Kulski’s experiences in war would shape his character and define the kind of man he would become.
“If there is going to be a war, I do not want to miss it.”
At a remarkably young age, Kulski would make a conscious choice to resist the German occupation at all cost. He began with small acts of defiance: “I went to the street corners around Żoliborz and with a struggle tore down five or six wooden signboards, and carried them home on my bicycle.” Confusion ensued the following day as German vehicles circled the streets looking for their headquarters.
At age 12, Kulski was recruited by his former scoutmaster, Ludwig Berger, into the clandestine Underground Army, and began training in military tactics and weapons handling. By 13, Kulski was a fully trained soldier for the Polish resistance, and had gone on a secret mission to liaise with Jewish leaders in the Warsaw Ghetto.
However, Kulski’s personal resistance was nearly cut short.
“I can’t say I really want to die, but I can see now that there are times when one has to be prepared to do just that.”
In June 1943, 14-year-old Kulski was arrested by the Gestapo and taken to Pawiak Prison. There he was tortured for information on his former scoutmaster. He would not break.
Kulski was sentenced to Auschwitz, the notorious concentration camp from which few would leave alive. But his rescue would change his fate. He was accepted into a commando unit of the Underground Army.
At age 15, Kulski found himself fighting on the frontlines in the Warsaw Uprising of 1944. One of the largest and most tragic acts of defiance against Nazi occupation in Europe, the 1944 Uprising would result in a quarter of a million deaths within two months.
Julian Kulski, top left, poses with his commando unit.
The failed uprising led to Kulski’s capture, and the young resistance fighter spent 7 months in a German POW camp. There he struggled to survive starvation and illness.

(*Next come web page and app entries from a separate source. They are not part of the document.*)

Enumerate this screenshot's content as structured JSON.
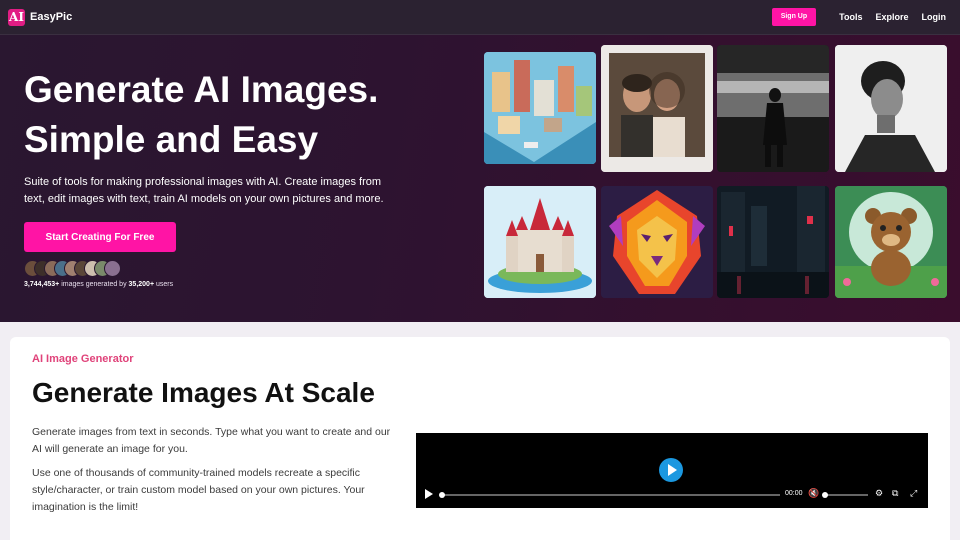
{
  "nav": {
    "logo_text": "AI",
    "brand": "EasyPic",
    "signup_label": "Sign Up",
    "links": [
      "Tools",
      "Explore",
      "Login"
    ]
  },
  "hero": {
    "title": "Generate AI Images. Simple and Easy",
    "description": "Suite of tools for making professional images with AI. Create images from text, edit images with text, train AI models on your own pictures and more.",
    "cta_label": "Start Creating For Free",
    "stats": {
      "images_count": "3,744,453+",
      "images_text": "images generated by",
      "users_count": "35,200+",
      "users_text": "users"
    }
  },
  "gallery": [
    "isometric-city",
    "couple-polaroid",
    "woman-walking-train",
    "man-profile-bw",
    "castle-island",
    "lion-colorful",
    "rainy-neon-street",
    "teddy-bear-forest"
  ],
  "section": {
    "eyebrow": "AI Image Generator",
    "title": "Generate Images At Scale",
    "para1": "Generate images from text in seconds. Type what you want to create and our AI will generate an image for you.",
    "para2": "Use one of thousands of community-trained models recreate a specific style/character, or train custom model based on your own pictures. Your imagination is the limit!"
  },
  "video": {
    "time": "00:00",
    "progress": 0,
    "volume": 0
  },
  "colors": {
    "accent": "#ff14a5",
    "nav_bg": "#2b2231",
    "hero_bg": "#2d1330",
    "eyebrow": "#e0437a",
    "play": "#1b98e0"
  }
}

As the war ended and Allied forces began reaching the POW camps, Kulski made a dash for freedom onto an American truck rather than waiting for liberation by Soviet forces.
“No amount of effort, no amount of resistance, and no amount of tears is too much in defense of liberty.”
The story of Julian Kulski is not just a soldier’s story, but also an immigrant’s story. After the war, Kulski, now a young man without a country, arrived in the United States with only five dollars in his pocket. Building a new life in the U.S., he never forgot the lessons of war and the value of the freedom he had fought so hard to preserve.
A Multimedia Experience
The Color of Courage strives not only to present the stunning story of Julian Kulski’s resistance against the Nazis, it also seeks to immerse the reader in the sights, sounds, and stories of the Polish occupation. A total of 11 historical videos accompany the book’s content, with original footage of the major events in the Polish occupation, from the German victory parade in Warsaw to the Katyn Forest Massacre investigation.
This multimedia approach gives Kulski’s account a level of immersion unique to the literary world. The QR codes and URLs for these videos are all available within the volume, allowing for a seamless transition between media.
Praise for The Color of Courage
“This account, written from the heart and by the hand of an adolescent boy, gives us unique and moving insights into World War II. A superb lesson of humanity and patriotism.”
— Nobel Peace Prize Laureate Lech Wałęsa
“Kulski was able to give shape to the wider context of the Resistance movement. At once absorbing, inspiring, and tragic.”
— Publishers Weekly
“Haunting and powerful—the unforgettable true story of a boy soldier in World War II.”
— Susan Eisenhower, President, Eisenhower Group
Immerse yourself in The Color of Courage, a phenomenal story of a young boy who embodied heroism, patriotism, and honor.